Thomas Marks’s tribute for Apollo Magazine is available here»

Anna Somers Cocks’s obituary for The Guardian is available here»

Condolences may be offered here»

Note (added 27 November 2016) — There will be a Service of Thanksgiving for Giles on Wednesday, 11th January 2017 at 3pm at St Martin-in-the-Fields, Trafalgar Square, London. All are very welcome.

Save

Save

Save

Save

Save

In Memoriam | Janice Neri (1970–2016)

Posted in obituaries by Editor on November 1, 2016

As reported by Dana Oland for the Idaho Statesman:

Janice Neri, pictured here in 2013 for an article in Boise State University’s 'Explore Magazine', died of complications from ovarian cancer on Friday, Oct. 14. A memorial service is planned for Saturday, Nov. 5. John C. Kelly Boise State University

Janice Neri, pictured here in 2013 for an article in Boise State University’s ‘Explore Magazine’, died of complications from ovarian cancer on Friday, October 14. A memorial service is planned for Saturday, November 5. John C. Kelly Boise State University.
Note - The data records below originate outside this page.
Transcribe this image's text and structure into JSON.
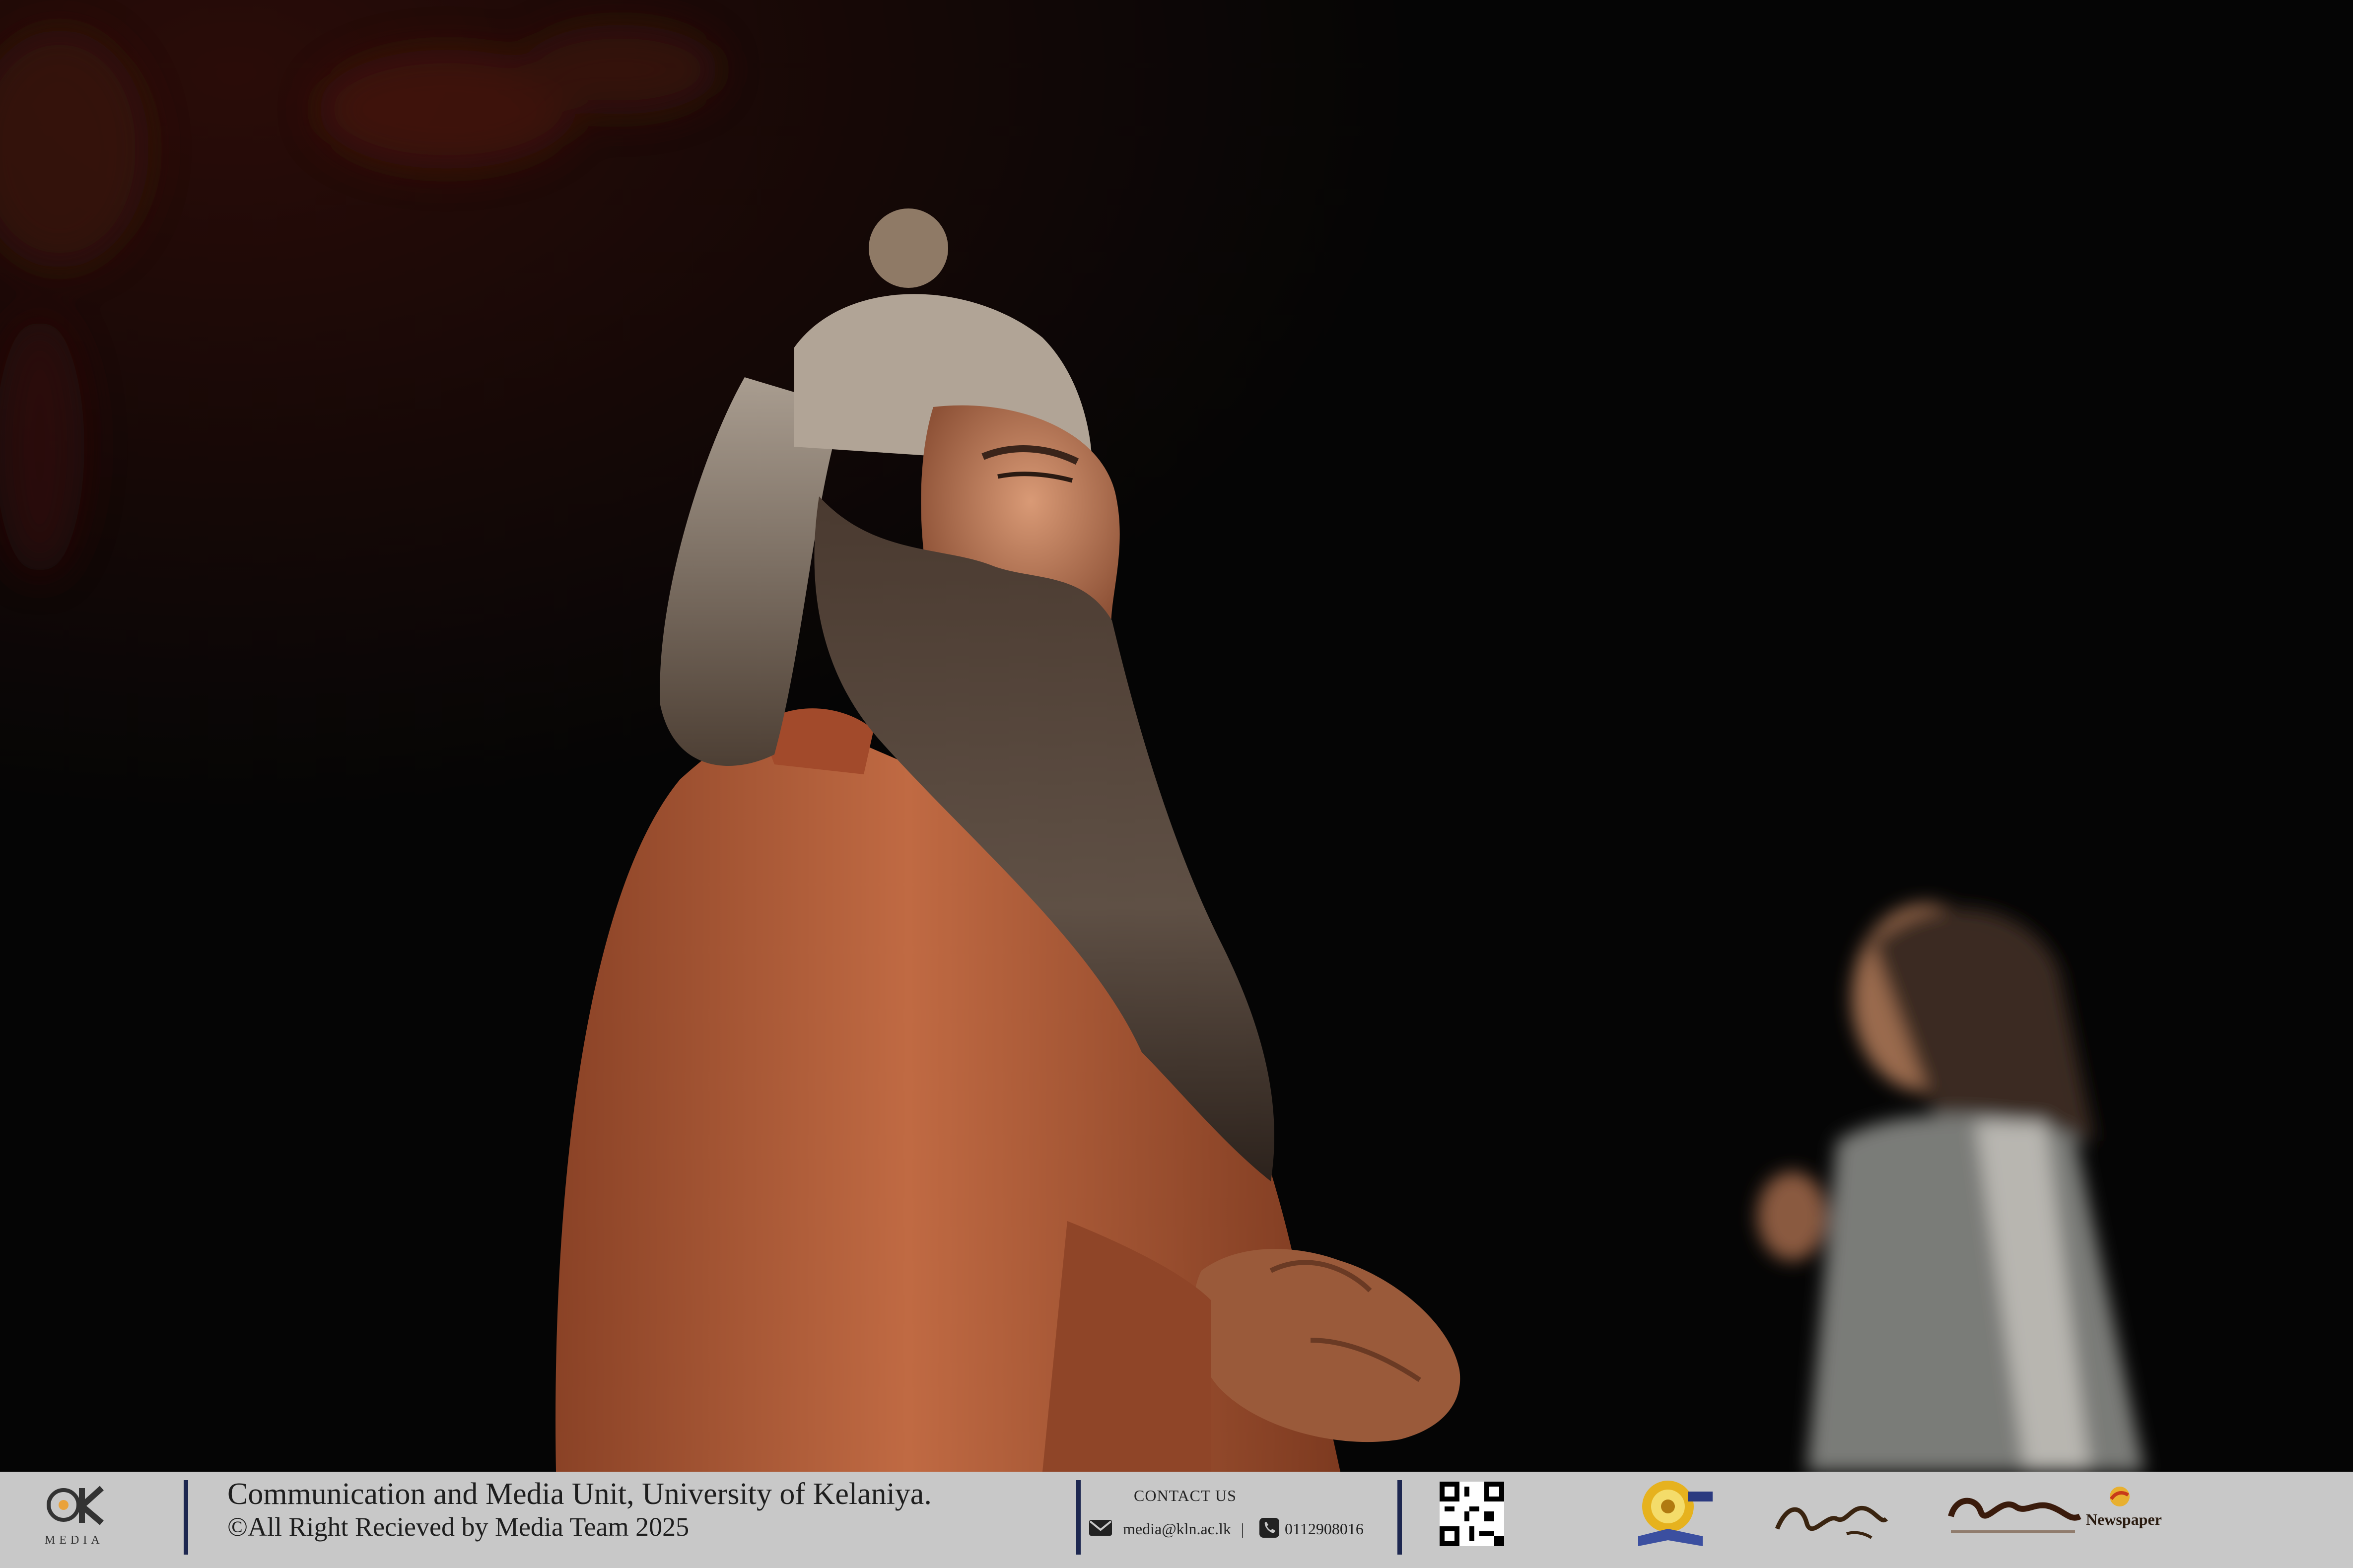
{
  "footer": {
    "logo_letters": "UK",
    "logo_caption": "MEDIA",
    "org_line": "Communication and Media Unit, University of Kelaniya.",
    "copyright_line": "©All Right Recieved by Media Team 2025",
    "contact_heading": "CONTACT US",
    "email": "media@kln.ac.lk",
    "separator": "|",
    "phone": "0112908016",
    "newspaper_label": "Newspaper"
  },
  "colors": {
    "footer_bg": "#c8c8c8",
    "divider": "#1d2750",
    "robe": "#b5603a",
    "background": "#050505"
  }
}
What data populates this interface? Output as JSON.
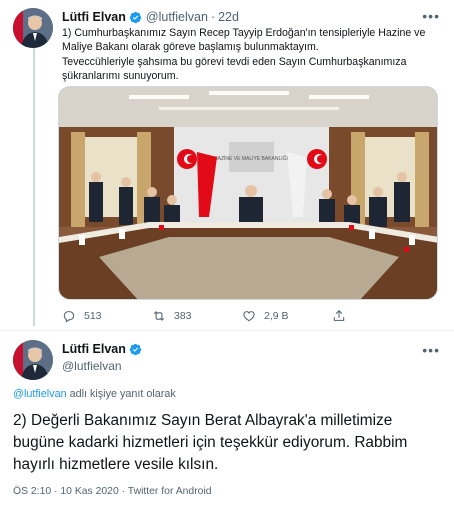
{
  "colors": {
    "accent": "#1d9bf0",
    "text_primary": "#0f1419",
    "text_secondary": "#536471",
    "divider": "#eff3f4",
    "flag_red": "#e30a17"
  },
  "tweet1": {
    "author_name": "Lütfi Elvan",
    "handle": "@lutfielvan",
    "separator": "·",
    "time": "22d",
    "more_icon": "more-horizontal-icon",
    "lines": [
      "1) Cumhurbaşkanımız Sayın Recep Tayyip Erdoğan'ın tensipleriyle Hazine ve Maliye Bakanı olarak göreve başlamış bulunmaktayım.",
      "Teveccühleriyle şahsıma bu görevi tevdi eden Sayın Cumhurbaşkanımıza şükranlarımı sunuyorum."
    ],
    "photo_sign": "HAZİNE VE MALİYE BAKANLIĞI",
    "actions": {
      "reply_count": "513",
      "retweet_count": "383",
      "like_count": "2,9 B",
      "share_label": ""
    }
  },
  "tweet2": {
    "author_name": "Lütfi Elvan",
    "handle": "@lutfielvan",
    "replying_to_handle": "@lutfielvan",
    "replying_to_suffix": " adlı kişiye yanıt olarak",
    "text": "2) Değerli Bakanımız Sayın Berat Albayrak'a milletimize bugüne kadarki hizmetleri için teşekkür ediyorum. Rabbim hayırlı hizmetlere vesile kılsın.",
    "time": "ÖS 2:10",
    "separator": "·",
    "date": "10 Kas 2020",
    "source": "Twitter for Android"
  }
}
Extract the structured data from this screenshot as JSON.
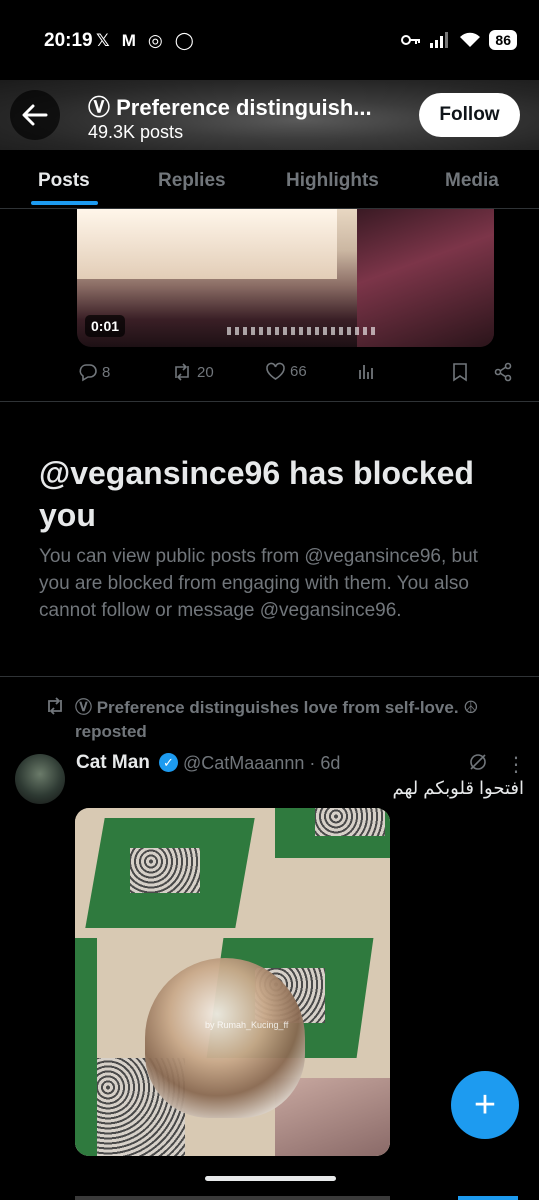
{
  "status_bar": {
    "time": "20:19",
    "left_icons": [
      "𝕏",
      "M",
      "◎",
      "◯"
    ],
    "battery": "86"
  },
  "header": {
    "title": "Ⓥ Preference distinguish...",
    "subtitle": "49.3K posts",
    "follow_label": "Follow"
  },
  "tabs": [
    {
      "label": "Posts",
      "active": true
    },
    {
      "label": "Replies"
    },
    {
      "label": "Highlights"
    },
    {
      "label": "Media"
    }
  ],
  "video_post": {
    "duration": "0:01",
    "replies": "8",
    "reposts": "20",
    "likes": "66"
  },
  "blocked": {
    "title": "@vegansince96 has blocked you",
    "body": "You can view public posts from @vegansince96, but you are blocked from engaging with them. You also cannot follow or message @vegansince96."
  },
  "repost": {
    "label": "Ⓥ Preference distinguishes love from self-love. ☮ reposted"
  },
  "tweet": {
    "name": "Cat Man",
    "handle": "@CatMaaannn · 6d",
    "text": "افتحوا قلوبكم لهم",
    "watermark": "by Rumah_Kucing_ff"
  },
  "colors": {
    "accent": "#1d9bf0",
    "muted": "#71767b",
    "text": "#e7e9ea",
    "divider": "#2f3336"
  }
}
Boise State University art history professor Janice Neri died on Friday, October 14, after a six-year struggle with cancer. Neri, 46, moved to Boise in 2004 for her BSU position, along with her husband, sound artist Ted Apel. The couple met as undergraduate students at Pomona College in Claremont, California…

A visual culture scholar, Neri’s research looked at the role of images in the construction of knowledge about nature during the early modern period (1400–1800). She published her book The Insect and the Image: Visualizing Nature in Early Modern Europe, 1500–1700 in 2011 …

Friends and colleagues can pay their respects at a memorial service at 2pm, Saturday, November 5, at Summers Funeral Home, 1205 W. Bannock St., in Boise. Instead of flowers, the family asks you make a donation to The Idaho Foodbank.

Janice’s obituary from the Idaho Statesman is available here»

Save

Save

Save

Save